* **Aim of the exercise**
Return the data below in full, matching every line exactly.

* **Information provided**
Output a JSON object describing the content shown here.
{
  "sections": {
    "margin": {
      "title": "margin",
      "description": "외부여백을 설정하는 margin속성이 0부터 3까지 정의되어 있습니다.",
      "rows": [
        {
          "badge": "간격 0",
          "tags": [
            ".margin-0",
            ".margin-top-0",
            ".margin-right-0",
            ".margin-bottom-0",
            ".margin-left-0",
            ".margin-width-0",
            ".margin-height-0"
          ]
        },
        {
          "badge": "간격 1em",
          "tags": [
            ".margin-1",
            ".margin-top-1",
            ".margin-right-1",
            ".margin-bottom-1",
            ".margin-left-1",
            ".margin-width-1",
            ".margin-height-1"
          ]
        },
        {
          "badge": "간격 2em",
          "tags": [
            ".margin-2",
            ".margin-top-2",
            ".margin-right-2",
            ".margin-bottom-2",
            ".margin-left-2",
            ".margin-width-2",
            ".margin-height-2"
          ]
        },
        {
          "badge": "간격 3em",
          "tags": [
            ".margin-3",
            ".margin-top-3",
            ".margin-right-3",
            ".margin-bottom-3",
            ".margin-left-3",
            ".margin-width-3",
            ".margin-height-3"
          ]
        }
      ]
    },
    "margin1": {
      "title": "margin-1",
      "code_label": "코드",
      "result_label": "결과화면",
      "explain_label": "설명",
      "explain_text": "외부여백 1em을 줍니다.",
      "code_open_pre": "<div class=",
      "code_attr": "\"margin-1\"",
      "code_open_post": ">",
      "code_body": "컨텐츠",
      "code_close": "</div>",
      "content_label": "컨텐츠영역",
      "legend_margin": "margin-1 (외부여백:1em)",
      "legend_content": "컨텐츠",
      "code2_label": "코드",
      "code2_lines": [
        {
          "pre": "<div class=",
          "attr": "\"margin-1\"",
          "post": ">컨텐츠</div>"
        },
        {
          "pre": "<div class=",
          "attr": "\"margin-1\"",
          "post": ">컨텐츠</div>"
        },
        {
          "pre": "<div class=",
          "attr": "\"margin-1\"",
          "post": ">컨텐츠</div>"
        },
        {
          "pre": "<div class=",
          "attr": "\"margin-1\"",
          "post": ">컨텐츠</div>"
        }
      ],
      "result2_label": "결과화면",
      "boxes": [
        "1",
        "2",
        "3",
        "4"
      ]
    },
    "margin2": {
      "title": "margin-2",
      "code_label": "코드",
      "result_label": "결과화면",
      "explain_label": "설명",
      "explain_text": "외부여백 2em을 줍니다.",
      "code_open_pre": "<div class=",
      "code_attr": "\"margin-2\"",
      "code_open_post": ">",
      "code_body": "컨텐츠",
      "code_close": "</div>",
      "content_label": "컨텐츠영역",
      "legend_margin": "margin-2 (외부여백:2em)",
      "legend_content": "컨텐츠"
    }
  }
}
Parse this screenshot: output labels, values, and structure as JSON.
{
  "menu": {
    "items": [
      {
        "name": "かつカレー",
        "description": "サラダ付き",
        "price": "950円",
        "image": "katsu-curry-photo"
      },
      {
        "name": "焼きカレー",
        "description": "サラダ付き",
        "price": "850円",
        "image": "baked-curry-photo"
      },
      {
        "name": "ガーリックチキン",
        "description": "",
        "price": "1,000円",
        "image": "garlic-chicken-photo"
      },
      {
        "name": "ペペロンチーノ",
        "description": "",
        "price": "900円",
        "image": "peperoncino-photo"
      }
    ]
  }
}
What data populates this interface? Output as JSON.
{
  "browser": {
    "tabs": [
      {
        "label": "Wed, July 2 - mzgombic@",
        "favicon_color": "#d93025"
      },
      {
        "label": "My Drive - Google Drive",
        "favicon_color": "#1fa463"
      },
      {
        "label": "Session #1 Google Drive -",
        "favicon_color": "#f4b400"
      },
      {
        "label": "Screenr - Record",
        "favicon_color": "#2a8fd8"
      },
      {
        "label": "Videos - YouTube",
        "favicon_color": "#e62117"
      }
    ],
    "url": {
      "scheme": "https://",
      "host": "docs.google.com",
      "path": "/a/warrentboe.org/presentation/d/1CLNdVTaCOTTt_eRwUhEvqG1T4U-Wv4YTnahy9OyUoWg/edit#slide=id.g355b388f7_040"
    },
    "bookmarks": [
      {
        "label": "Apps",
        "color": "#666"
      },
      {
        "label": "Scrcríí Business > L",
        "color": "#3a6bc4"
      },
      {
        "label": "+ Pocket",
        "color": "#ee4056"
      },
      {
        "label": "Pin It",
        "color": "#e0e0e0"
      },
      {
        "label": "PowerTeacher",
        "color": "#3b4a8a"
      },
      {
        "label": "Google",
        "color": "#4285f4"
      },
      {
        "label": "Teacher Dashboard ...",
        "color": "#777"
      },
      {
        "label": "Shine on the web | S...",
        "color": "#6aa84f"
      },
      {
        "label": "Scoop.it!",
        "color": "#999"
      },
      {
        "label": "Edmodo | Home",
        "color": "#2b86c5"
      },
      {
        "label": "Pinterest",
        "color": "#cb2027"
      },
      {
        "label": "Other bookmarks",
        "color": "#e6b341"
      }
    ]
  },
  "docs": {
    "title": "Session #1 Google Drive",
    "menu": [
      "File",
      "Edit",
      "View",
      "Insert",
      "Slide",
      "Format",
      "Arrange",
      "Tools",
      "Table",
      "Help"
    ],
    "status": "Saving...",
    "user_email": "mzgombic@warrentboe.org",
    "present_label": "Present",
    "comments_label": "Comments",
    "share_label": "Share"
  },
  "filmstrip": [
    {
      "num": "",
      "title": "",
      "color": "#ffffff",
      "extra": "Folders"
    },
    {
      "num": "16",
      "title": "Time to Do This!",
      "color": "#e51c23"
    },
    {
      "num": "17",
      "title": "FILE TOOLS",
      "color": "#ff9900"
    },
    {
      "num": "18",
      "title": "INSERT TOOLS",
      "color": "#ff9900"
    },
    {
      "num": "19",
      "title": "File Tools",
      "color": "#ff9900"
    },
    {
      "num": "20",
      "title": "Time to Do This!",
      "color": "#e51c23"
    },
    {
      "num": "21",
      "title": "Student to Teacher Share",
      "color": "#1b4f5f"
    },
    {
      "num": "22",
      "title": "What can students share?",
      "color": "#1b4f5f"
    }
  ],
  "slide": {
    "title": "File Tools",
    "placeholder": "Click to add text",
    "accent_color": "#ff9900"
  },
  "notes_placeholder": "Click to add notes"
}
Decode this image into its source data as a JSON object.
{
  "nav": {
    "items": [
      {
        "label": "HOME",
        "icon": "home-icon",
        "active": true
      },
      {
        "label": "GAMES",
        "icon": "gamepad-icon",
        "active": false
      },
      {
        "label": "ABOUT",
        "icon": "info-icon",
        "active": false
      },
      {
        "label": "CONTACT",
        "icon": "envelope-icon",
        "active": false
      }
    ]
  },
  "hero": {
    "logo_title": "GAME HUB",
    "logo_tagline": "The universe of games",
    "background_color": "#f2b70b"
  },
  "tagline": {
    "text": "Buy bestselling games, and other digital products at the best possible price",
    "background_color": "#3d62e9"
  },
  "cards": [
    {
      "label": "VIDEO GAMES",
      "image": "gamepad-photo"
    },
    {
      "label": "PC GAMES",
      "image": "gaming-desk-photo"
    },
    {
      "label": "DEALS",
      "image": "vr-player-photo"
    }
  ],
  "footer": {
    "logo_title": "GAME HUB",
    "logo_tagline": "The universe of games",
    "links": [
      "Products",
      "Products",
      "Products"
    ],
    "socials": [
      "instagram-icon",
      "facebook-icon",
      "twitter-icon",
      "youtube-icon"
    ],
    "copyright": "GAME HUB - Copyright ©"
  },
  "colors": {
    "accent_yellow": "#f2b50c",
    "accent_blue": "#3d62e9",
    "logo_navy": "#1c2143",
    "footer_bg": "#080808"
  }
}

* **Response for this exercise**
Output a JSON object describing the content shown here.
{
  "sections": {
    "margin": {
      "title": "margin",
      "description": "외부여백을 설정하는 margin속성이 0부터 3까지 정의되어 있습니다.",
      "rows": [
        {
          "badge": "간격 0",
          "tags": [
            ".margin-0",
            ".margin-top-0",
            ".margin-right-0",
            ".margin-bottom-0",
            ".margin-left-0",
            ".margin-width-0",
            ".margin-height-0"
          ]
        },
        {
          "badge": "간격 1em",
          "tags": [
            ".margin-1",
            ".margin-top-1",
            ".margin-right-1",
            ".margin-bottom-1",
            ".margin-left-1",
            ".margin-width-1",
            ".margin-height-1"
          ]
        },
        {
          "badge": "간격 2em",
          "tags": [
            ".margin-2",
            ".margin-top-2",
            ".margin-right-2",
            ".margin-bottom-2",
            ".margin-left-2",
            ".margin-width-2",
            ".margin-height-2"
          ]
        },
        {
          "badge": "간격 3em",
          "tags": [
            ".margin-3",
            ".margin-top-3",
            ".margin-right-3",
            ".margin-bottom-3",
            ".margin-left-3",
            ".margin-width-3",
            ".margin-height-3"
          ]
        }
      ]
    },
    "margin1": {
      "title": "margin-1",
      "code_label": "코드",
      "result_label": "결과화면",
      "explain_label": "설명",
      "explain_text": "외부여백 1em을 줍니다.",
      "code_open_pre": "<div class=",
      "code_attr": "\"margin-1\"",
      "code_open_post": ">",
      "code_body": "컨텐츠",
      "code_close": "</div>",
      "content_label": "컨텐츠영역",
      "legend_margin": "margin-1 (외부여백:1em)",
      "legend_content": "컨텐츠",
      "code2_label": "코드",
      "code2_lines": [
        {
          "pre": "<div class=",
          "attr": "\"margin-1\"",
          "post": ">컨텐츠</div>"
        },
        {
          "pre": "<div class=",
          "attr": "\"margin-1\"",
          "post": ">컨텐츠</div>"
        },
        {
          "pre": "<div class=",
          "attr": "\"margin-1\"",
          "post": ">컨텐츠</div>"
        },
        {
          "pre": "<div class=",
          "attr": "\"margin-1\"",
          "post": ">컨텐츠</div>"
        }
      ],
      "result2_label": "결과화면",
      "boxes": [
        "1",
        "2",
        "3",
        "4"
      ]
    },
    "margin2": {
      "title": "margin-2",
      "code_label": "코드",
      "result_label": "결과화면",
      "explain_label": "설명",
      "explain_text": "외부여백 2em을 줍니다.",
      "code_open_pre": "<div class=",
      "code_attr": "\"margin-2\"",
      "code_open_post": ">",
      "code_body": "컨텐츠",
      "code_close": "</div>",
      "content_label": "컨텐츠영역",
      "legend_margin": "margin-2 (외부여백:2em)",
      "legend_content": "컨텐츠"
    }
  }
}
Parse this screenshot: output labels, values, and structure as JSON.
{
  "menu": {
    "items": [
      {
        "name": "かつカレー",
        "description": "サラダ付き",
        "price": "950円",
        "image": "katsu-curry-photo"
      },
      {
        "name": "焼きカレー",
        "description": "サラダ付き",
        "price": "850円",
        "image": "baked-curry-photo"
      },
      {
        "name": "ガーリックチキン",
        "description": "",
        "price": "1,000円",
        "image": "garlic-chicken-photo"
      },
      {
        "name": "ペペロンチーノ",
        "description": "",
        "price": "900円",
        "image": "peperoncino-photo"
      }
    ]
  }
}
What data populates this interface? Output as JSON.
{
  "browser": {
    "tabs": [
      {
        "label": "Wed, July 2 - mzgombic@",
        "favicon_color": "#d93025"
      },
      {
        "label": "My Drive - Google Drive",
        "favicon_color": "#1fa463"
      },
      {
        "label": "Session #1 Google Drive -",
        "favicon_color": "#f4b400"
      },
      {
        "label": "Screenr - Record",
        "favicon_color": "#2a8fd8"
      },
      {
        "label": "Videos - YouTube",
        "favicon_color": "#e62117"
      }
    ],
    "url": {
      "scheme": "https://",
      "host": "docs.google.com",
      "path": "/a/warrentboe.org/presentation/d/1CLNdVTaCOTTt_eRwUhEvqG1T4U-Wv4YTnahy9OyUoWg/edit#slide=id.g355b388f7_040"
    },
    "bookmarks": [
      {
        "label": "Apps",
        "color": "#666"
      },
      {
        "label": "Scrcríí Business > L",
        "color": "#3a6bc4"
      },
      {
        "label": "+ Pocket",
        "color": "#ee4056"
      },
      {
        "label": "Pin It",
        "color": "#e0e0e0"
      },
      {
        "label": "PowerTeacher",
        "color": "#3b4a8a"
      },
      {
        "label": "Google",
        "color": "#4285f4"
      },
      {
        "label": "Teacher Dashboard ...",
        "color": "#777"
      },
      {
        "label": "Shine on the web | S...",
        "color": "#6aa84f"
      },
      {
        "label": "Scoop.it!",
        "color": "#999"
      },
      {
        "label": "Edmodo | Home",
        "color": "#2b86c5"
      },
      {
        "label": "Pinterest",
        "color": "#cb2027"
      },
      {
        "label": "Other bookmarks",
        "color": "#e6b341"
      }
    ]
  },
  "docs": {
    "title": "Session #1 Google Drive",
    "menu": [
      "File",
      "Edit",
      "View",
      "Insert",
      "Slide",
      "Format",
      "Arrange",
      "Tools",
      "Table",
      "Help"
    ],
    "status": "Saving...",
    "user_email": "mzgombic@warrentboe.org",
    "present_label": "Present",
    "comments_label": "Comments",
    "share_label": "Share"
  },
  "filmstrip": [
    {
      "num": "",
      "title": "",
      "color": "#ffffff",
      "extra": "Folders"
    },
    {
      "num": "16",
      "title": "Time to Do This!",
      "color": "#e51c23"
    },
    {
      "num": "17",
      "title": "FILE TOOLS",
      "color": "#ff9900"
    },
    {
      "num": "18",
      "title": "INSERT TOOLS",
      "color": "#ff9900"
    },
    {
      "num": "19",
      "title": "File Tools",
      "color": "#ff9900"
    },
    {
      "num": "20",
      "title": "Time to Do This!",
      "color": "#e51c23"
    },
    {
      "num": "21",
      "title": "Student to Teacher Share",
      "color": "#1b4f5f"
    },
    {
      "num": "22",
      "title": "What can students share?",
      "color": "#1b4f5f"
    }
  ],
  "slide": {
    "title": "File Tools",
    "placeholder": "Click to add text",
    "accent_color": "#ff9900"
  },
  "notes_placeholder": "Click to add notes"
}
Decode this image into its source data as a JSON object.
{
  "nav": {
    "items": [
      {
        "label": "HOME",
        "icon": "home-icon",
        "active": true
      },
      {
        "label": "GAMES",
        "icon": "gamepad-icon",
        "active": false
      },
      {
        "label": "ABOUT",
        "icon": "info-icon",
        "active": false
      },
      {
        "label": "CONTACT",
        "icon": "envelope-icon",
        "active": false
      }
    ]
  },
  "hero": {
    "logo_title": "GAME HUB",
    "logo_tagline": "The universe of games",
    "background_color": "#f2b70b"
  },
  "tagline": {
    "text": "Buy bestselling games, and other digital products at the best possible price",
    "background_color": "#3d62e9"
  },
  "cards": [
    {
      "label": "VIDEO GAMES",
      "image": "gamepad-photo"
    },
    {
      "label": "PC GAMES",
      "image": "gaming-desk-photo"
    },
    {
      "label": "DEALS",
      "image": "vr-player-photo"
    }
  ],
  "footer": {
    "logo_title": "GAME HUB",
    "logo_tagline": "The universe of games",
    "links": [
      "Products",
      "Products",
      "Products"
    ],
    "socials": [
      "instagram-icon",
      "facebook-icon",
      "twitter-icon",
      "youtube-icon"
    ],
    "copyright": "GAME HUB - Copyright ©"
  },
  "colors": {
    "accent_yellow": "#f2b50c",
    "accent_blue": "#3d62e9",
    "logo_navy": "#1c2143",
    "footer_bg": "#080808"
  }
}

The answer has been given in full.